(Saved data entries)
*** Block opens ***

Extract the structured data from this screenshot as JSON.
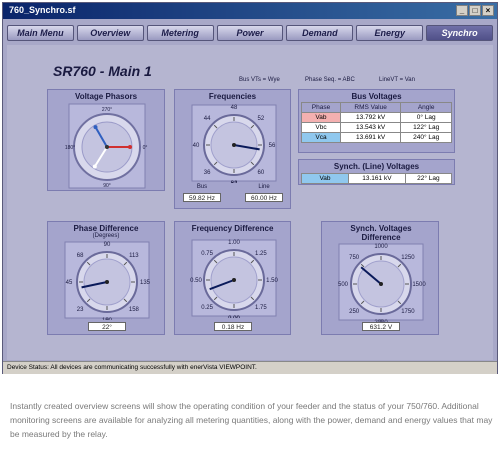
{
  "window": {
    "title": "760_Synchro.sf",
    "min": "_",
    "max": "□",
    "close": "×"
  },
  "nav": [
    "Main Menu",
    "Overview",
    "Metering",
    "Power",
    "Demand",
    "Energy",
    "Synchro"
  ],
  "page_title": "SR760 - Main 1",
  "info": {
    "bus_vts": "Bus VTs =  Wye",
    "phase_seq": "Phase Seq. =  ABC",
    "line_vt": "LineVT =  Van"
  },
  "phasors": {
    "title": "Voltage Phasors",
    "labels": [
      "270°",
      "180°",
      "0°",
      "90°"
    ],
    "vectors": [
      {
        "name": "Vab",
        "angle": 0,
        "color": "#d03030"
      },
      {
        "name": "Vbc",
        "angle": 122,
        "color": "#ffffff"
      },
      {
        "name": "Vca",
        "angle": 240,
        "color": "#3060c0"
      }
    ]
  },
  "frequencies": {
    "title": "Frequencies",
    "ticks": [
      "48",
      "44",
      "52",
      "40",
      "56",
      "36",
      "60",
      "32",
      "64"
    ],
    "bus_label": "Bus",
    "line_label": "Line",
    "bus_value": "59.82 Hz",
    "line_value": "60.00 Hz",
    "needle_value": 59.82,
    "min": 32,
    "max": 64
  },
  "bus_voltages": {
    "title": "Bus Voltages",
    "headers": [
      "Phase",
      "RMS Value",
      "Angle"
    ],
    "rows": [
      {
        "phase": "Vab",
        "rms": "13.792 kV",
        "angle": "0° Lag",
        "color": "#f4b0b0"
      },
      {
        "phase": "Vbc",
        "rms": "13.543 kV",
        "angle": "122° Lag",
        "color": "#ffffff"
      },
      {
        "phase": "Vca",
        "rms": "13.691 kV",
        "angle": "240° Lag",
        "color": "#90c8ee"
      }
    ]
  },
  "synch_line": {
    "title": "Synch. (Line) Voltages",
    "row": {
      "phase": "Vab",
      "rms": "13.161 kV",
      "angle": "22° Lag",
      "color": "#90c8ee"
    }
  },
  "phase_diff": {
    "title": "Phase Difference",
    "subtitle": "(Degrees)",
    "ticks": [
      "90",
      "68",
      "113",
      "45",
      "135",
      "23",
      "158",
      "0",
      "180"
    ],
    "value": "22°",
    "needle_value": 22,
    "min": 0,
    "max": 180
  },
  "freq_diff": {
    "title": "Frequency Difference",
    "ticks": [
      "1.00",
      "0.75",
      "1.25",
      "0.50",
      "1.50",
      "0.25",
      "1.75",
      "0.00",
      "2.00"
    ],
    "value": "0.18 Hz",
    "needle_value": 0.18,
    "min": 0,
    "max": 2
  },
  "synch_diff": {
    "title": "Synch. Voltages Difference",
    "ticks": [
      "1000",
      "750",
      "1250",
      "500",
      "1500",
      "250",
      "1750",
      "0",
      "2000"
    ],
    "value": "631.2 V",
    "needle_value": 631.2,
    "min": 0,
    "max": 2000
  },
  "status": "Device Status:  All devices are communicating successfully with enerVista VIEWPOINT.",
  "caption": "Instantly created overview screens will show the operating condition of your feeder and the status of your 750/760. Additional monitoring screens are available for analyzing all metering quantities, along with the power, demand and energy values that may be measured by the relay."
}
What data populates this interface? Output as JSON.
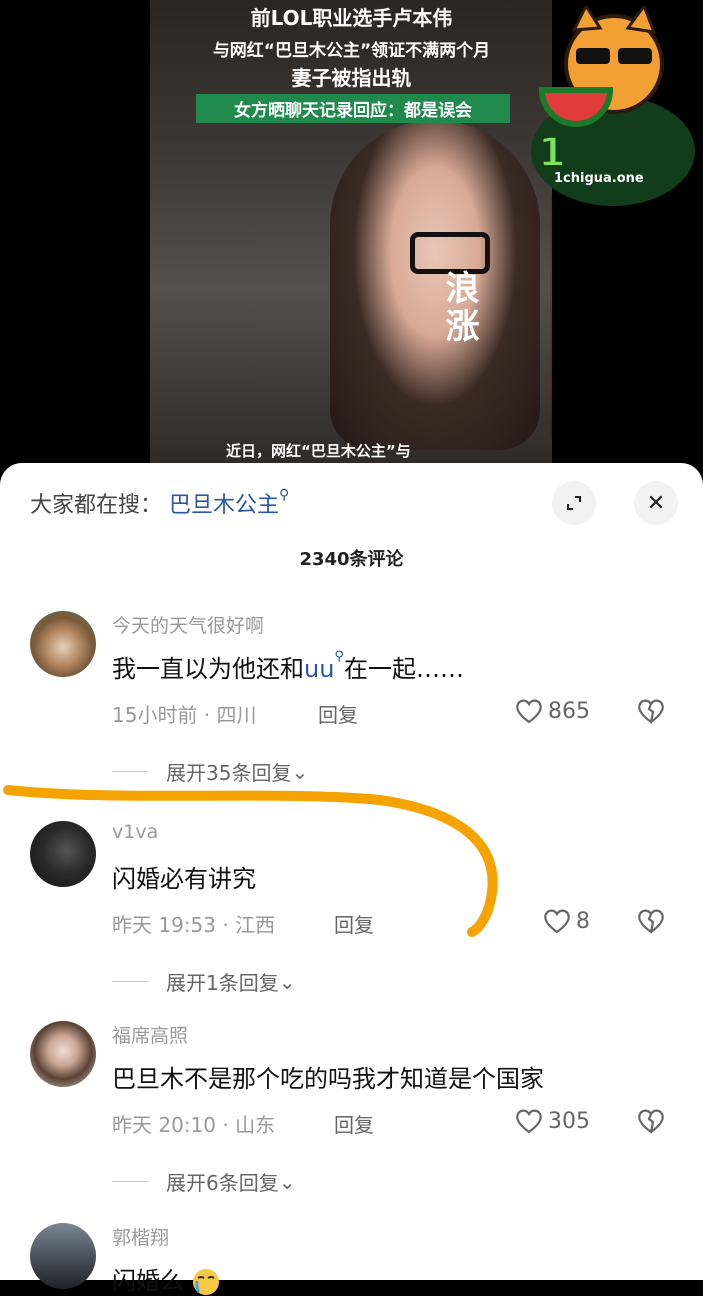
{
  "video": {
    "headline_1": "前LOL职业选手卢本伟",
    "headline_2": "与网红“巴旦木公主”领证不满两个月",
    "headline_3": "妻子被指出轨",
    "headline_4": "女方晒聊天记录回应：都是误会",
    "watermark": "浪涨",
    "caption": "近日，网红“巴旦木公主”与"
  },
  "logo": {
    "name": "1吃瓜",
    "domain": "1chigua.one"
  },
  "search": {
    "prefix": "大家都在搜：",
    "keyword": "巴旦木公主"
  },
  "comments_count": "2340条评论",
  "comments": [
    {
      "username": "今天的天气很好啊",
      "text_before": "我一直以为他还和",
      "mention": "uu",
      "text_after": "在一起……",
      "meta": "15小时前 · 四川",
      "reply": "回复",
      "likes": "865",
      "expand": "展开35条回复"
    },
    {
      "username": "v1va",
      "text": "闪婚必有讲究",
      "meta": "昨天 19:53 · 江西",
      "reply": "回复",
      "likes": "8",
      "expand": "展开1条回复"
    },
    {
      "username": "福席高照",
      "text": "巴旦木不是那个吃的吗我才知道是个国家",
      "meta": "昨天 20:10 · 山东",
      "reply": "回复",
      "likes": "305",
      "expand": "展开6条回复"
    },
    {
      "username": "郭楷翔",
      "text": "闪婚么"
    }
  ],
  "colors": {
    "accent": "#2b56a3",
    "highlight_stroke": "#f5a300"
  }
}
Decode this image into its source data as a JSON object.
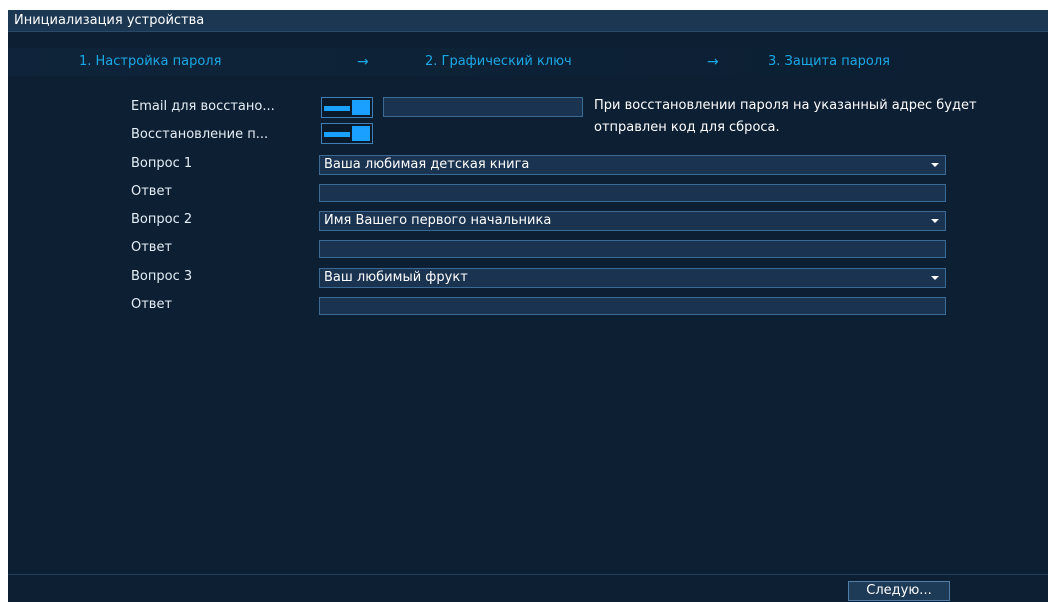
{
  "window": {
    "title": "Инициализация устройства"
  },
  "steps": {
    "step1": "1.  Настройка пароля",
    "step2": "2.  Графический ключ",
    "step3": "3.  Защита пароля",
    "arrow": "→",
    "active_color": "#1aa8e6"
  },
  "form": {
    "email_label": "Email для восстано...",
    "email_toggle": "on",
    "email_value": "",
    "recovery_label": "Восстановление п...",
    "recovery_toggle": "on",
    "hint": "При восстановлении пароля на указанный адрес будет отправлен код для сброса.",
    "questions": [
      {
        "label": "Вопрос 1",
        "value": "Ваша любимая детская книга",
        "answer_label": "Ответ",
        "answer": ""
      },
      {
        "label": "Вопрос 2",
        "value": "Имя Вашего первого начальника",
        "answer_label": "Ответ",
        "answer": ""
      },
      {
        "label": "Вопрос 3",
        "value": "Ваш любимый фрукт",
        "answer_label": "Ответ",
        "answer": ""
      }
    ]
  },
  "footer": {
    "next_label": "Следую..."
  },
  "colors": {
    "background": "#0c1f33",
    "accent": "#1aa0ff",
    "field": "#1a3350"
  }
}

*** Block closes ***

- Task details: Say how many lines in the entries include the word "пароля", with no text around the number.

- Solved problem: 3